Stored entries:
────────

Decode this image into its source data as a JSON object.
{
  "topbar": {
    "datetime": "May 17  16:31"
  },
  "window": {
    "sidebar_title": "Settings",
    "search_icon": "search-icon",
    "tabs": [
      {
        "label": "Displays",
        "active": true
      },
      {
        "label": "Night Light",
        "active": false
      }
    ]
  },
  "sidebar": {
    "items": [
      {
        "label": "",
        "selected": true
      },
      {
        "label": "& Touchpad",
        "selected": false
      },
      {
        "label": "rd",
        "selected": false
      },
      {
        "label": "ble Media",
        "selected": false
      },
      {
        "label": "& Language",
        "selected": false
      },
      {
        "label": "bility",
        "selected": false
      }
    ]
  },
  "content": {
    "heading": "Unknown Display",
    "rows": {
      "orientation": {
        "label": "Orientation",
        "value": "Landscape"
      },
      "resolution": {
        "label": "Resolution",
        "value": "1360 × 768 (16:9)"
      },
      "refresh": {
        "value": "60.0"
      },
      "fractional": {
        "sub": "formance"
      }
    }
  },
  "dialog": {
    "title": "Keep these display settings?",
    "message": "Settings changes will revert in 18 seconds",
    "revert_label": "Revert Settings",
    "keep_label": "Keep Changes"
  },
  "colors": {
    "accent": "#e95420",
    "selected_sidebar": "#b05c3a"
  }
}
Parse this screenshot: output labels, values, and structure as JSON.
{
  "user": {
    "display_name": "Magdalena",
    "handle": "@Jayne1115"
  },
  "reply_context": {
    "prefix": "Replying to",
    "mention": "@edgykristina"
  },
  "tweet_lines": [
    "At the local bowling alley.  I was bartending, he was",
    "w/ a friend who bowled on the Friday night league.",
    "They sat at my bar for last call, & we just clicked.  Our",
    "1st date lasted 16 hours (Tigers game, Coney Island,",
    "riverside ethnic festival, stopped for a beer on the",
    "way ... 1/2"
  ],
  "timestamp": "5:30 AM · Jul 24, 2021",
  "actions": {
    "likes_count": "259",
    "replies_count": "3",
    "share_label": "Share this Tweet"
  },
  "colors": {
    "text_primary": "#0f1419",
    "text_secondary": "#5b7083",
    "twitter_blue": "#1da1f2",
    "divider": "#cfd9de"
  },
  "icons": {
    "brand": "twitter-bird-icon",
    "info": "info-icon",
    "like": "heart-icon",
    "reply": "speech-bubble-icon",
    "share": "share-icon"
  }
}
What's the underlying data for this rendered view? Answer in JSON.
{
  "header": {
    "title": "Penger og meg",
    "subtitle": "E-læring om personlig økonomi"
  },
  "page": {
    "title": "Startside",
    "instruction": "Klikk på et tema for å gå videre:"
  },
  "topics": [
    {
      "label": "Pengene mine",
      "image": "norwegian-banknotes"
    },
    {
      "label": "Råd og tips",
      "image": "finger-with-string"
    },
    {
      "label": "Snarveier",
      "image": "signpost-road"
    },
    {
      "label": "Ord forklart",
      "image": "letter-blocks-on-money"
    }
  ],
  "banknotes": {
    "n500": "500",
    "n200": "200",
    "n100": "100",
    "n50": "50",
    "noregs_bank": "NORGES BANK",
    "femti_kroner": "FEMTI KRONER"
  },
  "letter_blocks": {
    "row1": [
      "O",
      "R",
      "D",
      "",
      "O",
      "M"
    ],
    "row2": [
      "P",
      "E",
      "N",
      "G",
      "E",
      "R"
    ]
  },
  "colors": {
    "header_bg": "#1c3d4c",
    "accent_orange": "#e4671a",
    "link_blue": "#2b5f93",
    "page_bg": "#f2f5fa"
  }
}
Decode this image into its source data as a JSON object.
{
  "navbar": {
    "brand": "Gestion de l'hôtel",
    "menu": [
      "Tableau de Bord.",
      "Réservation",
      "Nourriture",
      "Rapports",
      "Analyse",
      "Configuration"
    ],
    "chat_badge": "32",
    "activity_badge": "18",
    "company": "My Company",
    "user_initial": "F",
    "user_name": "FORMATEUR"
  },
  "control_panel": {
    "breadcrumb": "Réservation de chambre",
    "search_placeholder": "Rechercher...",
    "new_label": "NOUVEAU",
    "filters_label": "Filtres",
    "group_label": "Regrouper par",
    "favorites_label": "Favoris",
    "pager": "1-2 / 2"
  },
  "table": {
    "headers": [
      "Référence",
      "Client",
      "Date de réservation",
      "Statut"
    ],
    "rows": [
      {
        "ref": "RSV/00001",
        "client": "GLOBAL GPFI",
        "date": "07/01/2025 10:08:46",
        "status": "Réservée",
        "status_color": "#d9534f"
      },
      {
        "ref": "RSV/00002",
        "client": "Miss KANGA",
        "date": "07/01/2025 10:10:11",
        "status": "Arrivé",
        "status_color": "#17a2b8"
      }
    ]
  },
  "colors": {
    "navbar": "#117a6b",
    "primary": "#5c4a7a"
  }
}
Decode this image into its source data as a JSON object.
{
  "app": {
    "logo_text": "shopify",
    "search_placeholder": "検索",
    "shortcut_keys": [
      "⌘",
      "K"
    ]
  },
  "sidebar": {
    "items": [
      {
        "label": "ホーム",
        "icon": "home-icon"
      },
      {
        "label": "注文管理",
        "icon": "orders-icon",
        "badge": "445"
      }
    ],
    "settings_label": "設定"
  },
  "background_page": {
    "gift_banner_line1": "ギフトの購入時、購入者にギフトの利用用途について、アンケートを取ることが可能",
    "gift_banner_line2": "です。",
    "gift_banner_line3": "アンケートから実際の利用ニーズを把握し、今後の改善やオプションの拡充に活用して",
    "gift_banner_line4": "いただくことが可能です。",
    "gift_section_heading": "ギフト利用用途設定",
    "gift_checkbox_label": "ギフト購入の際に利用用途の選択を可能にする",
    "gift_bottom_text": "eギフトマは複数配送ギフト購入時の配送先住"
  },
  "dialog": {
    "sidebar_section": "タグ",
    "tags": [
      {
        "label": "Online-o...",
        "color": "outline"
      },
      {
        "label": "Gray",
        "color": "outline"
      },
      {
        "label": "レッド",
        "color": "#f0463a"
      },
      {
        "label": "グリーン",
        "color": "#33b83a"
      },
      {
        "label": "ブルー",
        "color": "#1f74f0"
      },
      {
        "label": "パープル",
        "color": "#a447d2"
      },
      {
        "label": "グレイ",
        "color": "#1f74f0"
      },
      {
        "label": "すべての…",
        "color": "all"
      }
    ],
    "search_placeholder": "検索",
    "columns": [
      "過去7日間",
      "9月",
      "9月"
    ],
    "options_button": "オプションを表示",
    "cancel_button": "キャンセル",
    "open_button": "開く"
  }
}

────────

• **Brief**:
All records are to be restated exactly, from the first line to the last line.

• **Output for this exercise**:
Decode this image into its source data as a JSON object.
{
  "topbar": {
    "datetime": "May 17  16:31"
  },
  "window": {
    "sidebar_title": "Settings",
    "search_icon": "search-icon",
    "tabs": [
      {
        "label": "Displays",
        "active": true
      },
      {
        "label": "Night Light",
        "active": false
      }
    ]
  },
  "sidebar": {
    "items": [
      {
        "label": "",
        "selected": true
      },
      {
        "label": "& Touchpad",
        "selected": false
      },
      {
        "label": "rd",
        "selected": false
      },
      {
        "label": "ble Media",
        "selected": false
      },
      {
        "label": "& Language",
        "selected": false
      },
      {
        "label": "bility",
        "selected": false
      }
    ]
  },
  "content": {
    "heading": "Unknown Display",
    "rows": {
      "orientation": {
        "label": "Orientation",
        "value": "Landscape"
      },
      "resolution": {
        "label": "Resolution",
        "value": "1360 × 768 (16:9)"
      },
      "refresh": {
        "value": "60.0"
      },
      "fractional": {
        "sub": "formance"
      }
    }
  },
  "dialog": {
    "title": "Keep these display settings?",
    "message": "Settings changes will revert in 18 seconds",
    "revert_label": "Revert Settings",
    "keep_label": "Keep Changes"
  },
  "colors": {
    "accent": "#e95420",
    "selected_sidebar": "#b05c3a"
  }
}
Parse this screenshot: output labels, values, and structure as JSON.
{
  "user": {
    "display_name": "Magdalena",
    "handle": "@Jayne1115"
  },
  "reply_context": {
    "prefix": "Replying to",
    "mention": "@edgykristina"
  },
  "tweet_lines": [
    "At the local bowling alley.  I was bartending, he was",
    "w/ a friend who bowled on the Friday night league.",
    "They sat at my bar for last call, & we just clicked.  Our",
    "1st date lasted 16 hours (Tigers game, Coney Island,",
    "riverside ethnic festival, stopped for a beer on the",
    "way ... 1/2"
  ],
  "timestamp": "5:30 AM · Jul 24, 2021",
  "actions": {
    "likes_count": "259",
    "replies_count": "3",
    "share_label": "Share this Tweet"
  },
  "colors": {
    "text_primary": "#0f1419",
    "text_secondary": "#5b7083",
    "twitter_blue": "#1da1f2",
    "divider": "#cfd9de"
  },
  "icons": {
    "brand": "twitter-bird-icon",
    "info": "info-icon",
    "like": "heart-icon",
    "reply": "speech-bubble-icon",
    "share": "share-icon"
  }
}
What's the underlying data for this rendered view? Answer in JSON.
{
  "header": {
    "title": "Penger og meg",
    "subtitle": "E-læring om personlig økonomi"
  },
  "page": {
    "title": "Startside",
    "instruction": "Klikk på et tema for å gå videre:"
  },
  "topics": [
    {
      "label": "Pengene mine",
      "image": "norwegian-banknotes"
    },
    {
      "label": "Råd og tips",
      "image": "finger-with-string"
    },
    {
      "label": "Snarveier",
      "image": "signpost-road"
    },
    {
      "label": "Ord forklart",
      "image": "letter-blocks-on-money"
    }
  ],
  "banknotes": {
    "n500": "500",
    "n200": "200",
    "n100": "100",
    "n50": "50",
    "noregs_bank": "NORGES BANK",
    "femti_kroner": "FEMTI KRONER"
  },
  "letter_blocks": {
    "row1": [
      "O",
      "R",
      "D",
      "",
      "O",
      "M"
    ],
    "row2": [
      "P",
      "E",
      "N",
      "G",
      "E",
      "R"
    ]
  },
  "colors": {
    "header_bg": "#1c3d4c",
    "accent_orange": "#e4671a",
    "link_blue": "#2b5f93",
    "page_bg": "#f2f5fa"
  }
}
Decode this image into its source data as a JSON object.
{
  "navbar": {
    "brand": "Gestion de l'hôtel",
    "menu": [
      "Tableau de Bord.",
      "Réservation",
      "Nourriture",
      "Rapports",
      "Analyse",
      "Configuration"
    ],
    "chat_badge": "32",
    "activity_badge": "18",
    "company": "My Company",
    "user_initial": "F",
    "user_name": "FORMATEUR"
  },
  "control_panel": {
    "breadcrumb": "Réservation de chambre",
    "search_placeholder": "Rechercher...",
    "new_label": "NOUVEAU",
    "filters_label": "Filtres",
    "group_label": "Regrouper par",
    "favorites_label": "Favoris",
    "pager": "1-2 / 2"
  },
  "table": {
    "headers": [
      "Référence",
      "Client",
      "Date de réservation",
      "Statut"
    ],
    "rows": [
      {
        "ref": "RSV/00001",
        "client": "GLOBAL GPFI",
        "date": "07/01/2025 10:08:46",
        "status": "Réservée",
        "status_color": "#d9534f"
      },
      {
        "ref": "RSV/00002",
        "client": "Miss KANGA",
        "date": "07/01/2025 10:10:11",
        "status": "Arrivé",
        "status_color": "#17a2b8"
      }
    ]
  },
  "colors": {
    "navbar": "#117a6b",
    "primary": "#5c4a7a"
  }
}
Decode this image into its source data as a JSON object.
{
  "app": {
    "logo_text": "shopify",
    "search_placeholder": "検索",
    "shortcut_keys": [
      "⌘",
      "K"
    ]
  },
  "sidebar": {
    "items": [
      {
        "label": "ホーム",
        "icon": "home-icon"
      },
      {
        "label": "注文管理",
        "icon": "orders-icon",
        "badge": "445"
      }
    ],
    "settings_label": "設定"
  },
  "background_page": {
    "gift_banner_line1": "ギフトの購入時、購入者にギフトの利用用途について、アンケートを取ることが可能",
    "gift_banner_line2": "です。",
    "gift_banner_line3": "アンケートから実際の利用ニーズを把握し、今後の改善やオプションの拡充に活用して",
    "gift_banner_line4": "いただくことが可能です。",
    "gift_section_heading": "ギフト利用用途設定",
    "gift_checkbox_label": "ギフト購入の際に利用用途の選択を可能にする",
    "gift_bottom_text": "eギフトマは複数配送ギフト購入時の配送先住"
  },
  "dialog": {
    "sidebar_section": "タグ",
    "tags": [
      {
        "label": "Online-o...",
        "color": "outline"
      },
      {
        "label": "Gray",
        "color": "outline"
      },
      {
        "label": "レッド",
        "color": "#f0463a"
      },
      {
        "label": "グリーン",
        "color": "#33b83a"
      },
      {
        "label": "ブルー",
        "color": "#1f74f0"
      },
      {
        "label": "パープル",
        "color": "#a447d2"
      },
      {
        "label": "グレイ",
        "color": "#1f74f0"
      },
      {
        "label": "すべての…",
        "color": "all"
      }
    ],
    "search_placeholder": "検索",
    "columns": [
      "過去7日間",
      "9月",
      "9月"
    ],
    "options_button": "オプションを表示",
    "cancel_button": "キャンセル",
    "open_button": "開く"
  }
}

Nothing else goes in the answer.